Posted: Monday April 25, 2005 9:40AM; Updated: Monday April 25, 2005 4:59PM
Quote of the Week
"When life gives you lemons, you've got to make lemonade.'' -- Former New Orleans and Carolina linebacker and assistant coach Sam Mills, who died last week after a 21-month bout with intestinal cancer.
I have covered some good men during my 21 years on the football beat. Anthony Munoz comes to mind. Frank Reich. Mark Bavaro. Jim Breech. Steve Young. Don Hasselbeck. His son Matt. Hines Ward. Kurt Warner. Derrick Brooks. But none better than Sam Mills. We talked 10 or 15 times over the years, including once over dinner before a Panthers playoff game in the franchise's early days. And the guy just wouldn't give himself credit for anything. Jim Mora deserved praise for giving him a chance, Carl Peterson for signing him, Bill Kuharich for scouting him, Dom Capers for coaching him, Rickey Jackson and Vaughn Johnson for freeing him up to be a Pro Bowl linebacker in New Orleans. Mills was just a remarkably self-effacing person -- and not self-effacing in the phony way. He meant every word.
When he was diagnosed with cancer almost two years ago, he knew, and those around him knew, that things didn't look good. When he'd talk to his former teammates and current players who'd say things about how unfair life was, he'd say things like: Is it fair for anyone to get cancer? And he told Eric Davis, then a Panthers corner, the quote about the lemons.
"What's remarkable,'' Carolina coach John Fox told me at the time, "is how he goes for chemotherapy in the morning ... and this is no easy chemo, this is killer chemo. And he comes back and goes to work like nothing is happening. You know, you say, 'How you feeling?' And he's like, 'Fine. Feel great.' And you know there's no way he's feeling good.

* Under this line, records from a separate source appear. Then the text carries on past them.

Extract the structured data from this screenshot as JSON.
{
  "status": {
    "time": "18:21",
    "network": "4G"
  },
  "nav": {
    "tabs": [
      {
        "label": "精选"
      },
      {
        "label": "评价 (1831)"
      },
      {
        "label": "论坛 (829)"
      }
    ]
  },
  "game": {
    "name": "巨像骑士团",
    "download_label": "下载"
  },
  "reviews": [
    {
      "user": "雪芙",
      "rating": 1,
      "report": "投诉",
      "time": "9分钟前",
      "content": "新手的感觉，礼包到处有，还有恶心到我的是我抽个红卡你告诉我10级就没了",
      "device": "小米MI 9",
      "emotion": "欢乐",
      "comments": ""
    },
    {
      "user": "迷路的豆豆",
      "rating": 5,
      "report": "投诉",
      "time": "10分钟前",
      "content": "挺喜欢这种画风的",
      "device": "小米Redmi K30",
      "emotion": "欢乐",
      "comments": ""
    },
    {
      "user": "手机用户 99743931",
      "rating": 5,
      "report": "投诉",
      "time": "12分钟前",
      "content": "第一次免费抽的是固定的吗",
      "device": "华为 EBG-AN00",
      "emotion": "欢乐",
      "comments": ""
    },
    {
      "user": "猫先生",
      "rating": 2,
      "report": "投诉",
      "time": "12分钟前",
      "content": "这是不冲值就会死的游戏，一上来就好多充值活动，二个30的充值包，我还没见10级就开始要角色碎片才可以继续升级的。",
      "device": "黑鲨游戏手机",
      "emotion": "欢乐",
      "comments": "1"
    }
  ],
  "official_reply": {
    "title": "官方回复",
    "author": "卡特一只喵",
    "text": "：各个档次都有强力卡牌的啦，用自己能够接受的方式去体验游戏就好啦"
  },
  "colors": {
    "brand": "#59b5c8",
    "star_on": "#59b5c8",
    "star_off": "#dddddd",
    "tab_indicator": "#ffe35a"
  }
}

Every person in this organization is inspired by him. Every one.''
As were many people outside the organization, including me.
Stat of the Week
The first round of the draft began at 12:13 p.m. Eastern time Saturday. It ended at 6:02 p.m. That's five hours, 39 minutes for 32 selections ... an average of 11 minutes per pick. There were only two trades in the round. In other words, there was a whole lot of sitting around going on. As the Fort Worth Star-Telegram'sRandy Galloway wrote: "Hollywood marriages don't last this long.''
Just one question for the NFL: Is there any good reason -- other than debuting a new video game -- for the time limit of first-round picks to be 15 minutes instead of 10?
I guess I just answered my own question, didn't I?
The draft is a barrel of fun. Christmas in April. But are you aware that if every team took the 15 allowable minutes per pick, the first round would end at 8:10 p.m. Eastern time?
Why does it take longer than a 15-inning baseball game for teams to select one round of a football draft?
Please: Give teams 10 minutes for each first-round pick, then five minutes for each selection after that. That's more than enough time.
Factoid That May Interest Only Me
Let the record show that the Buffalo Bills' first pick of the day, the 55th overall, came at 8:28 p.m. That's 58 minutes after the San Diego Chargers, three time zones away, served dinner -- their third catered meal of the day -- to the media covering the draft.
Aggravating/Enjoyable Travel Note of the Week
I am very sympathetic to the airlines' efforts to keep the vermin who try to sneak up to use the first-class bathroom back in coach. If you pay for first, or get upgraded by a frequent-flyer program, you should have an advantage sitting unbothered. On Sunday, I was part of the vermin on a sleepy United flight from O'Hare to Newark, sitting in the first row of coach, doing some writing on my laptop. Attendance in first-class was sparse. The captain came on to say, basically, we're going to be going into our descent, so go now or forever hold your peace -- or something like that. I got up to use the lavatory. There were four people waiting at the two coach toilets. There was no one waiting in first. The plane was descending. "Excuse me,'' I said to the flight attendant. "pretty big crowd back there. Mind if I use into the bathroom here?''
"Sir, please use the bathrooms in coach,'' she said.
"I'm sorry,'' she said. "I cannot make an exception.''
I went back to wait. And wait. Then the final descent came. And so, of course, a couple of us in steerage had to return to our seats before being able to use the bathrooms.